Whenever a typhoon hits HK it is usual for the wind, tide and lower air pressure to cause the sea level in Tolo Harbour to increase dramatically - in typhoon Wanda (See: https://www.hko.gov.hk/en/informtc/no10/wanda/wanda.htm) it came up about 20 feet in places where the waves were caught by the shape of the shore - about three miles back towards Kowloon from this location the waves rose over the railway embankment and shifted the steel rail track about ten feet inland, and washed an ocean going freighter above the high water mark from where it could not be recovered and had to broken up. 

From our house we had a clear view of the beach in the photo and so long as the phones kept working - which was the exception in a typhoon - we could keep up a running commentary to the boat owners as their pride and joy broke their moorings and fetched up on the beach.

Others events also took place on the beach in the photo, but we’ll keep those reminisces for another day.

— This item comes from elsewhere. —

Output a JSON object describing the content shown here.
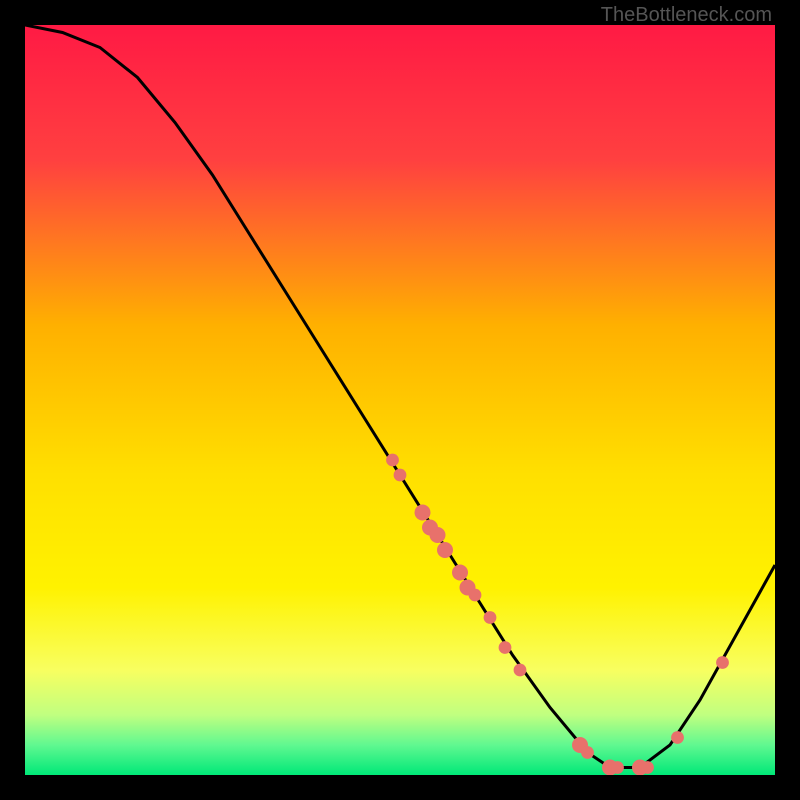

Thank you for contributing your very interesting memories about the Tai Po Kau area. In 1957/8 we would have been on our way up to Tai Po Market, and we would not have alighted from the train at this station. Our only destinations would have been either Tai Po Market or Sha Tin, so your recollections of growing up in the Tai Po Kau area are fascinating and make a valuable contribution to Gwulo.  I'm, sure that other readers will look forward to hearing more of them!

I have just been looking at Google Earth and its street view of the area and, as is the  case for most of Hong Kong, things have changed so much since the mid 1950s.  However, the pier visible on Google Earth would seem to be in the same place as the rocky 'jetty' on which the people are walking on Bruce's photograph.  Google Earth also shows that about 200 metres to the East of that pier there is a short wooded headland that would probably be the one where the sampan builder had his premises?  It seems to fit the bill.  I see that the shore at its Eastern side is very rocky, and it looks as though the shoreline on the side closest to the pier had once been muddy.

I had a long read of your link to Typhoon Wanda's destructuve wild career through Hong Kong. I was fortunate in my short time there that we didn't have any typhoons, although you will see in my photographs and comments that the aftermath of typhoons Wendy and Gloria in 1957 were still apparent when I arrived that October.

Best wishes, Andrew